→ **YOUR INSTRUCTIONS**
Nothing but the lines holding the string "Tous" should appear in the answer. Copy them from the entries.

(EXERCISE INPUT)

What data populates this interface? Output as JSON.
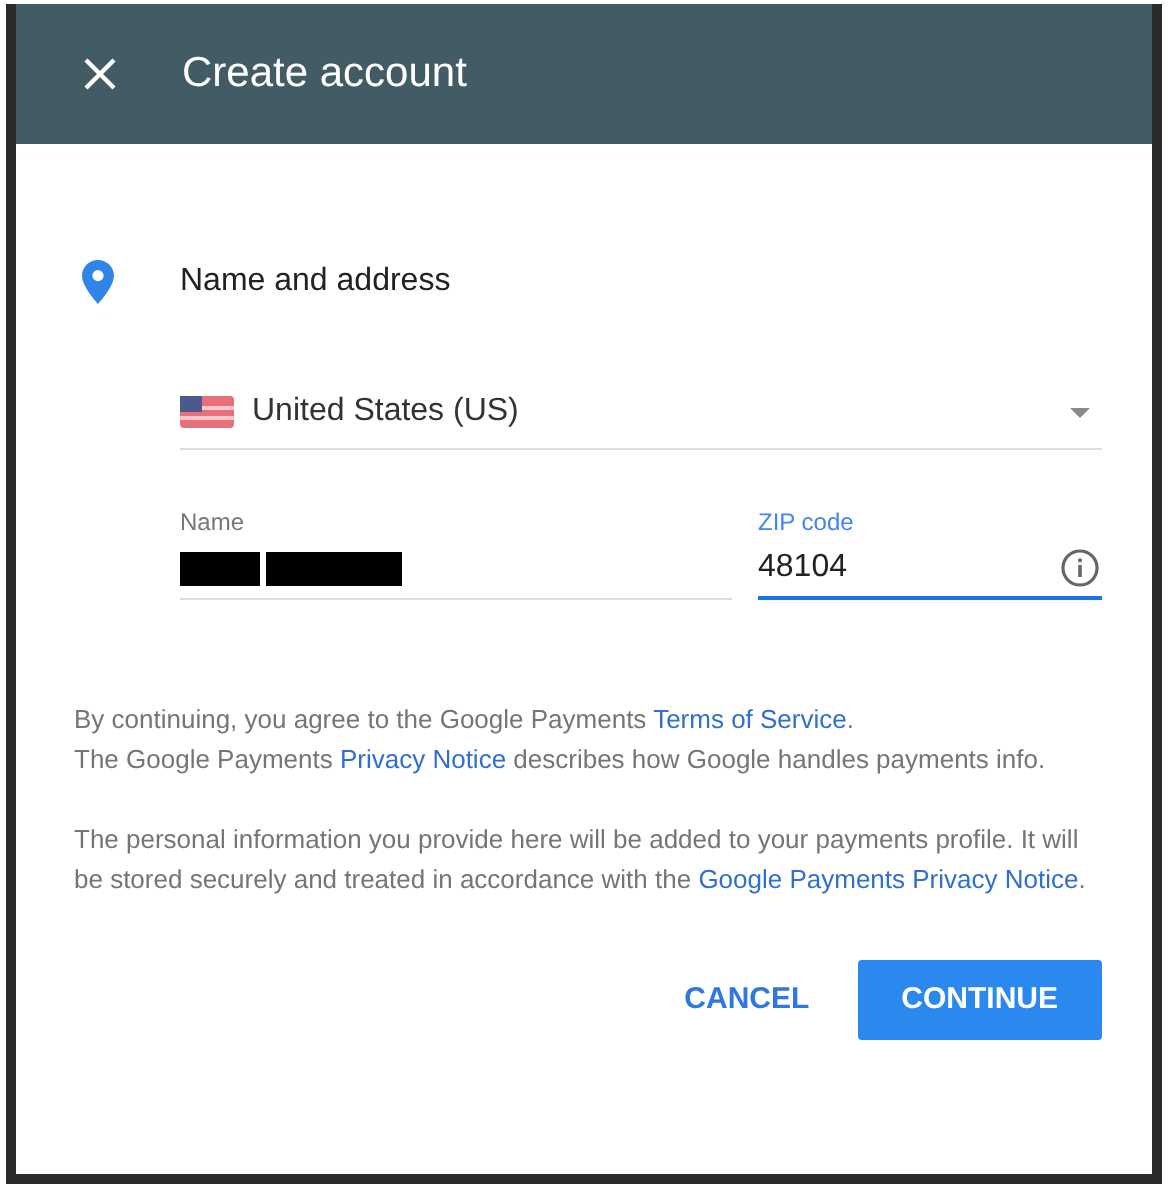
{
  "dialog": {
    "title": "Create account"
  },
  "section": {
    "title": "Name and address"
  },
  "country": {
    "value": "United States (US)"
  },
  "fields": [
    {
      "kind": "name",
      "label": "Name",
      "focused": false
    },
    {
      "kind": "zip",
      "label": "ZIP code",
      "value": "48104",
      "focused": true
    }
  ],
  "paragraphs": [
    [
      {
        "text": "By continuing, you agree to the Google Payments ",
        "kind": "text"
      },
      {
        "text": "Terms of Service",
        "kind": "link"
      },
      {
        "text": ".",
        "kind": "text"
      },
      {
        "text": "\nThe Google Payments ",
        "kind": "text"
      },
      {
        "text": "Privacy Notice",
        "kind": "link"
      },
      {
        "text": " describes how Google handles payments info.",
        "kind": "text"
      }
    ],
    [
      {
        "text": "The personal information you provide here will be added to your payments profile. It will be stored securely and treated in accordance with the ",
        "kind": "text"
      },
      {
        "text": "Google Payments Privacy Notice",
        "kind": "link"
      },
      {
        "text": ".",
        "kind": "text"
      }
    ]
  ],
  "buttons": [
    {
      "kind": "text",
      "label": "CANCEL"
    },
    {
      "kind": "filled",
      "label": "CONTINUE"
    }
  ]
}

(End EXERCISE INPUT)
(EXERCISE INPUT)

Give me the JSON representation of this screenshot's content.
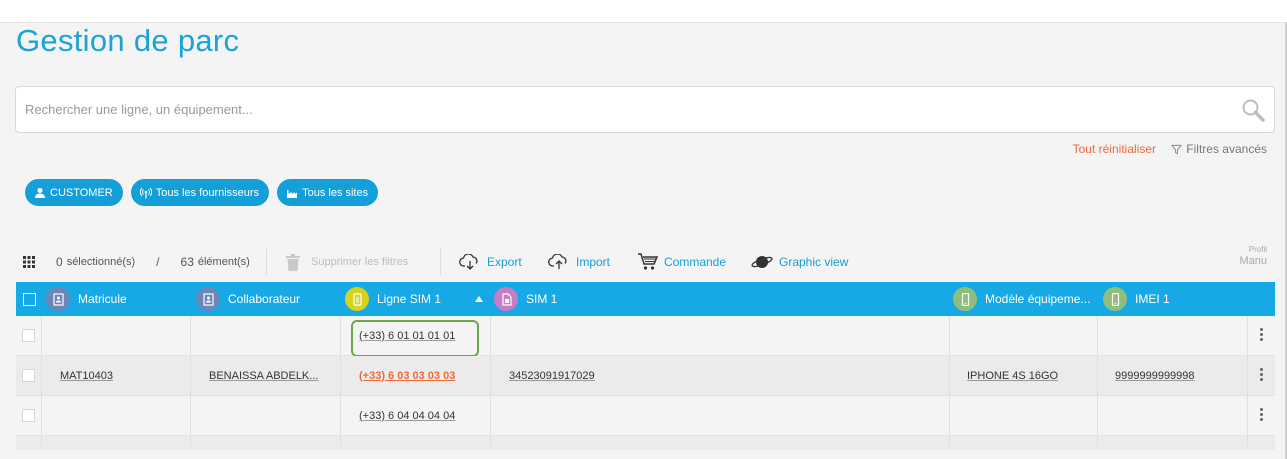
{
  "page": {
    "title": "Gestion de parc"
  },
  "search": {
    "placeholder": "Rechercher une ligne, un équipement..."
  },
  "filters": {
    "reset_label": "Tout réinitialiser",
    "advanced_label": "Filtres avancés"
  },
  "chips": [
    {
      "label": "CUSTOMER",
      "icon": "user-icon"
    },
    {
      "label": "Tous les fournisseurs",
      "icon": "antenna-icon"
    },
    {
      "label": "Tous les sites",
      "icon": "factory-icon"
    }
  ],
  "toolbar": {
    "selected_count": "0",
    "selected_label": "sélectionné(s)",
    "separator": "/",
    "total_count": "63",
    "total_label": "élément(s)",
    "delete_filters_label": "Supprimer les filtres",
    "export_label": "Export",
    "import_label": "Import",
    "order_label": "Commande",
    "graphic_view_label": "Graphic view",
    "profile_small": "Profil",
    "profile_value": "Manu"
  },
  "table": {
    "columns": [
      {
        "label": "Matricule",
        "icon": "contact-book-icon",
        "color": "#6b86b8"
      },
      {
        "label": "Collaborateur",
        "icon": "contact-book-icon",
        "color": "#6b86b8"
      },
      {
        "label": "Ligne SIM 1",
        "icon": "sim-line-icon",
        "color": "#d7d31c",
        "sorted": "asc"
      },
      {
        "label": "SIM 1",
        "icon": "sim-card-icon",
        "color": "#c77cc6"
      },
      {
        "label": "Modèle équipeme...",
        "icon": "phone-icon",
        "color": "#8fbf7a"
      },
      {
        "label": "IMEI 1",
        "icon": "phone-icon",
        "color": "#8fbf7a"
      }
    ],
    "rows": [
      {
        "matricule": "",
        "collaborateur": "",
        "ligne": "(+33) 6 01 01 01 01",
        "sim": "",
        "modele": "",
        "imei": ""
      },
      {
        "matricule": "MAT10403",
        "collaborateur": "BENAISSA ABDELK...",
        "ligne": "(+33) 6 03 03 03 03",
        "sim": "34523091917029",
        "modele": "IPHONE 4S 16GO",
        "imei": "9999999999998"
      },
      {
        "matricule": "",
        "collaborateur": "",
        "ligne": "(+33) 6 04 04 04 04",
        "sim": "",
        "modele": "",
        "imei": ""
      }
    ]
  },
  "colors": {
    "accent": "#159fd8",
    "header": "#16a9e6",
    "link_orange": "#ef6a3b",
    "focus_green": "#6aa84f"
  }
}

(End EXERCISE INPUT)
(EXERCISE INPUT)

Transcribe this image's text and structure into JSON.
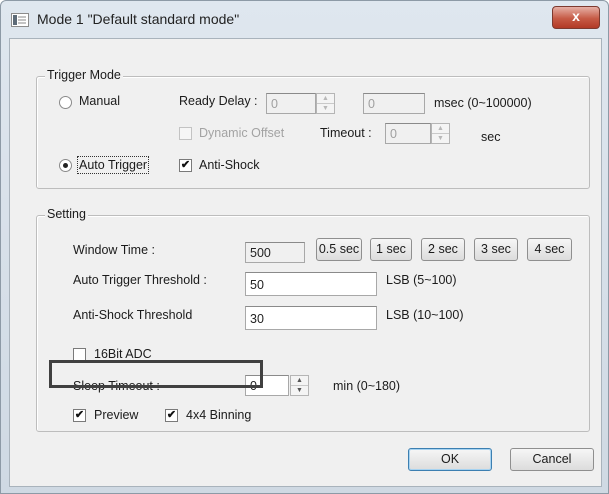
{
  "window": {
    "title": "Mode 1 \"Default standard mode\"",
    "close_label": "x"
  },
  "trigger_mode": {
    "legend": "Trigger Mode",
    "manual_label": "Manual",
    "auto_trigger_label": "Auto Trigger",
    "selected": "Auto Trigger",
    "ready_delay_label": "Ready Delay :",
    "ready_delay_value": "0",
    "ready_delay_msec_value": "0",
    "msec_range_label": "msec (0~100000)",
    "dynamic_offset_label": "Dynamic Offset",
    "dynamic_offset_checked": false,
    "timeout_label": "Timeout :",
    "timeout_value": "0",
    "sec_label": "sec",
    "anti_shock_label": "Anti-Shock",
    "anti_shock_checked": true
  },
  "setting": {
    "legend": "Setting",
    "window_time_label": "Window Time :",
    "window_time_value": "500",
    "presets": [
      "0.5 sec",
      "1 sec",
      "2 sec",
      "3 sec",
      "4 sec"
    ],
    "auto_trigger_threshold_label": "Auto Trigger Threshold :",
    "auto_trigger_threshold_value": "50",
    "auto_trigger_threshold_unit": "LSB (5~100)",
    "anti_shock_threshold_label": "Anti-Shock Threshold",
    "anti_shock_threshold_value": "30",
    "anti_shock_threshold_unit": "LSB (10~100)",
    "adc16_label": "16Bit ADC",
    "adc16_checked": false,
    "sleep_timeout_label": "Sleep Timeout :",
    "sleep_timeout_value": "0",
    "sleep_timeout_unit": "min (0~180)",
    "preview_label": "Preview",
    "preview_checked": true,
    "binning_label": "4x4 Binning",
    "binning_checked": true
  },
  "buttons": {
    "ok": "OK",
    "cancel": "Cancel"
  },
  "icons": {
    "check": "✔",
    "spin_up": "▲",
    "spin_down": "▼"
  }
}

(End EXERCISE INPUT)

→ **FINISHED TASK**
      "label": "Tous les fournisseurs",
      "label": "Tous les sites",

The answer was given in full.